“We’re down to the zip code level on where unmet needs are occurring and to whom. We will be releasing that map as a tool for communities to better understand their needs and to track and improve our programming at the state level as well,” she says. “In order to actually get to programming, we needed to understand our members better in a way that we hadn’t been able to before.”
As of July 1, the agency has integrated 211 calling service into the work the Indiana Family and Social Services Administration is doing on social determinants. “That answers the question, what do you do about it? Now we can start solving the issues that are in front of us. The final step is building out healthy communities, so you don’t have those unmet needs in the first place.”
Sullivan says the agency is taking existing health outcomes metrics and reframing them in the framework of this social determinants’ initiative. For instance, the agency used to just track overall churn numbers. Now it counts a successful outcome if someone leaves the state Medicaid plan because they got a job or moved into a different health plan. And an unsuccessful outcome is if they left because of administrative barriers. If it’s the latter, they work to fix the issue.
Money and data: the two biggest challenges
The success and sustainability of this initiative would be impossible if it were not for partnerships developed at the public and private level, says Sullivan. This has been important as the agency has dealt with the COVID-19 pandemic in particular.
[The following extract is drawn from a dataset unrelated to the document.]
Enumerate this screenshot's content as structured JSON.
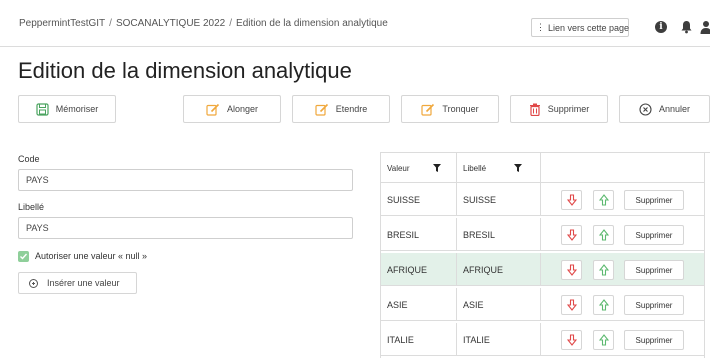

Partnerships mean blended programming, easy handoffs, and combined funding streams. This last point, she says, will be the biggest challenge in the long run.
“I can’t use community dollars as a Medicaid match, but what would happen if I could? What would happen if I said to a statewide housing organization, if you put up 35 percent, I can get you the other 65 percent through Medicaid because housing is important to health outcomes and has a huge return on investment. At every level we have to have conversations to make sure we’re capitalizing on every single penny we spend.”
Another challenge, she says, is data, which goes hand in hand with funding. The public health IT infrastructure leaves a lot to be desired, which is unfortunate, because as Sullivan says, “As a scientist, I don’t like to do things because I think they are a good idea, I like to know they are a good idea. And I only know if I have information I can digest and interpret.”
Unfortunately, those working on social determinants at an individual level don’t have the time or funding to develop sophisticated databases that are needed for this type of work, Sullivan says, adding that one of the reasons the initiative hasn’t developed at a faster pace is there isn’t an underlying data infrastructure to enable a free flow of useful information across agencies and stakeholders.
Early research has shown that COVID-19 pandemic has exposed and worsened health inequities that have plagued vulnerable populations for decades. Leaders in this space like Sullivan say they hope this will create renewed interest in tackling these issues.
She advises health care leaders who have a renewed interest in social determinants to have the humility and wherewithal to understand they don’t need to build or buying anything new. While it’s tempting to buy something, she says, that should be the last plan of action, especially if it’s done without an understanding of what needs to be done.
“The first part of social determinants of health, meeting those individual unmet needs, is all about networking. It’s about connecting existing resources and understanding what those resources are and where they are located,” she explains. “It doesn’t need to be new and flashy to be effective. That involves more time and more talking, but the outcomes are richer and more sustainable.”